The powdered-white aura outside seeps through the frostbitten window and permeates the entirety of the lofty living room uninhibited until its violent clash with the thick dark brown veneer-coated oak wood floors. Enter the one thing it always seems like I can count on: the secret hiding place. The harsh ripping of Velcro stings my eardrums as I tear away the faux leather couch cushion. My eye is now on the prize. It’s the moment that only comes once each year. My all-time favorite book ices my body with unadulterated elation. “A Wish To Be a Christmas Tree,” written by Colleen Monroe and illustrated by Michael Glenn Monroe, has returned to my clutch at long last. Dad stumbles in behind me as we take our places. He yanks the cardboard covers apart and the story begins.

The big tree stood tall bracing the winter winds year after year. Idly, he’d observe as the likes of the fat Scotch pine and the fir so fine caught the eyes of each new, shimmering young family that would pass through the revolving door of the Christmas Tree farm. I can’t refrain from asking, although I already know the answer: “Dad, what happens to the trees after they get picked?”

“They get turned into mulch,” he’d reply.

I’d then follow with, “But Dad, don’t the families dress them up and down with lights and glitter? Isn’t that all the trees really want?”

“Yes. But then they get turned into mulch,” he’d reply.

The big tree sheds a frozen tear or two as the story goes on after another year of not being selected. This haunts me deeply. You’re telling me he’d rather end up as a pile of mulch just to be ornamented for a week or two? Doesn’t he understand that nobody is going to care about him once Christmas is over? The only reason they let him stick around any longer is because they’re too lazy to take him down. Maybe it’s a price he’s willing to pay. He wants to be adored. I glance over my shoulder at our Christmas tree shining, erect and proud. A shiver runs down my spine knowing it won’t be long before this evergreen must meet the inevitable just as all others do.

Except the big tree, that is. He towers, sobbing above his brothers, sisters, grandchildren and friends as they leave him behind. Little does he know, his sense of abandonment is quite misgiven, for he is adored. The squirrel seeks refuge from the hideous blizzards inside the thick branches of the big tree. The deer curls up under the lush layers of pine needles each night to doze off and dream her snuggled dreams. Like me, the squirrel is troubled. The big tree is his friend. The big tree is a friend to all the woodlands. How would they get along if he were gone? He’s given them everything, and he’d give it all up just to feel pretty for a day or two. Maybe all the big tree needs is a pick-me-up. The squirrel calls the troops to attention. Their friend deserves to open his eyes with a smile.

The big tree awakens adorned from root to tip with the finest relics his forest friends could muster up. It’s quite literally “rise and shine.” In the end, the big tree is happy.

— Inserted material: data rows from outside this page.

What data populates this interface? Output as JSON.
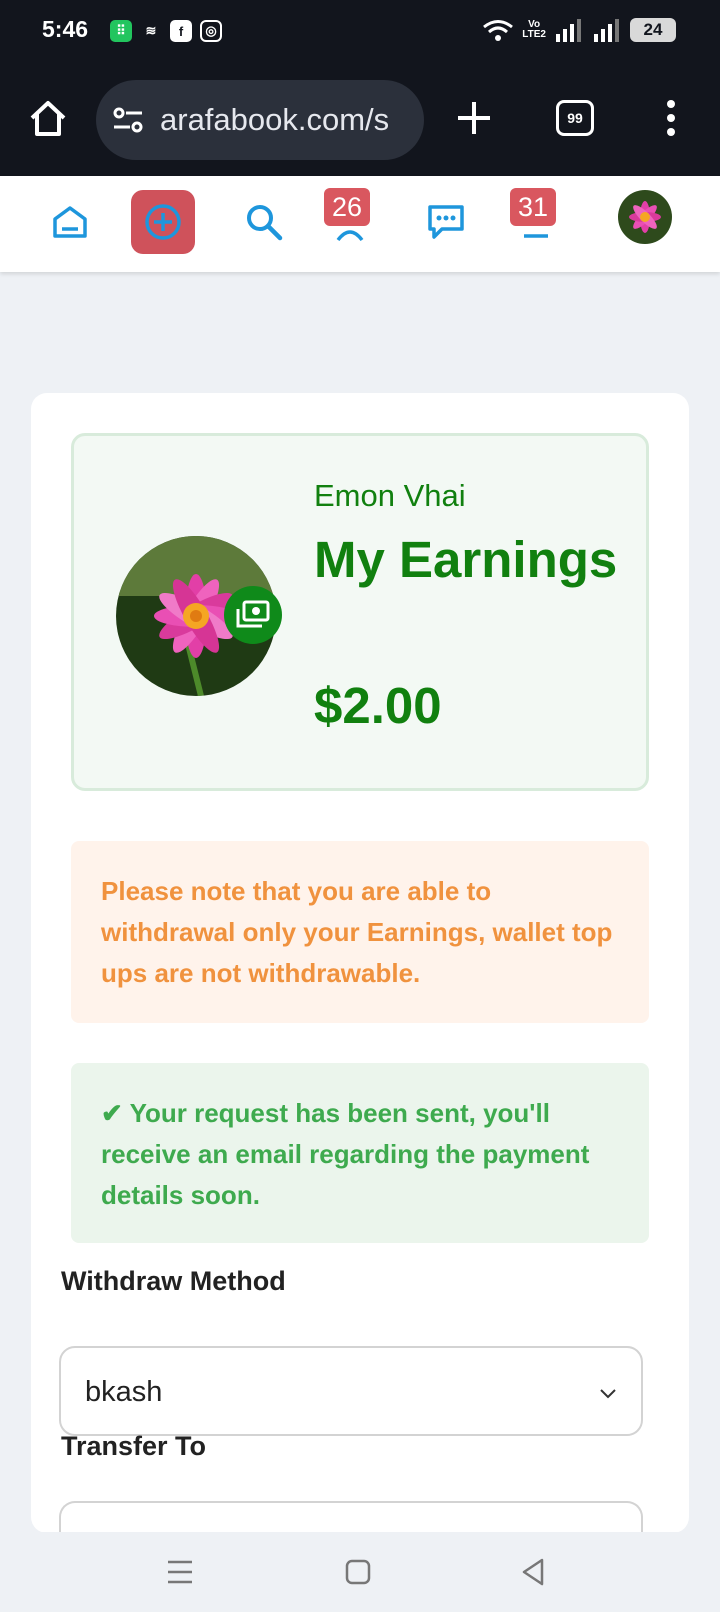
{
  "status_bar": {
    "time": "5:46",
    "battery": "24",
    "network_label_top": "Vo",
    "network_label_bottom": "LTE2"
  },
  "browser": {
    "url": "arafabook.com/s",
    "tab_switcher_label": "99"
  },
  "site_nav": {
    "friends_badge": "26",
    "notifications_badge": "31"
  },
  "earnings": {
    "user_name": "Emon Vhai",
    "title": "My Earnings",
    "amount": "$2.00"
  },
  "alerts": {
    "warning": "Please note that you are able to withdrawal only your Earnings, wallet top ups are not withdrawable.",
    "success": "Your request has been sent, you'll receive an email regarding the payment details soon."
  },
  "form": {
    "withdraw_method_label": "Withdraw Method",
    "withdraw_method_value": "bkash",
    "transfer_to_label": "Transfer To"
  },
  "colors": {
    "accent_green": "#11800f",
    "nav_blue": "#1e96dc",
    "badge_red": "#d9575f",
    "warning_orange": "#f0923e",
    "success_green": "#3eaa4e"
  },
  "icons": [
    "home-icon",
    "tune-icon",
    "plus-icon",
    "tabs-icon",
    "menu-icon",
    "create-icon",
    "search-icon",
    "friends-icon",
    "messages-icon",
    "notifications-icon",
    "money-icon",
    "check-icon",
    "chevron-down-icon"
  ]
}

Dad closes the book and descends back into the cellar for his drunken hibernation. Mom still hasn’t tried the cocoa, although she doesn’t like the critiques blaring from my sister’s direction. I wander by the kitchen island and get stranded inside the granite countertop for a while. Around the mound of feldspar and through the cavern of quartz we go. A happy holiday was hiding away inside the big tree all along. All he had to do was take a look inside. Maybe I could do the same.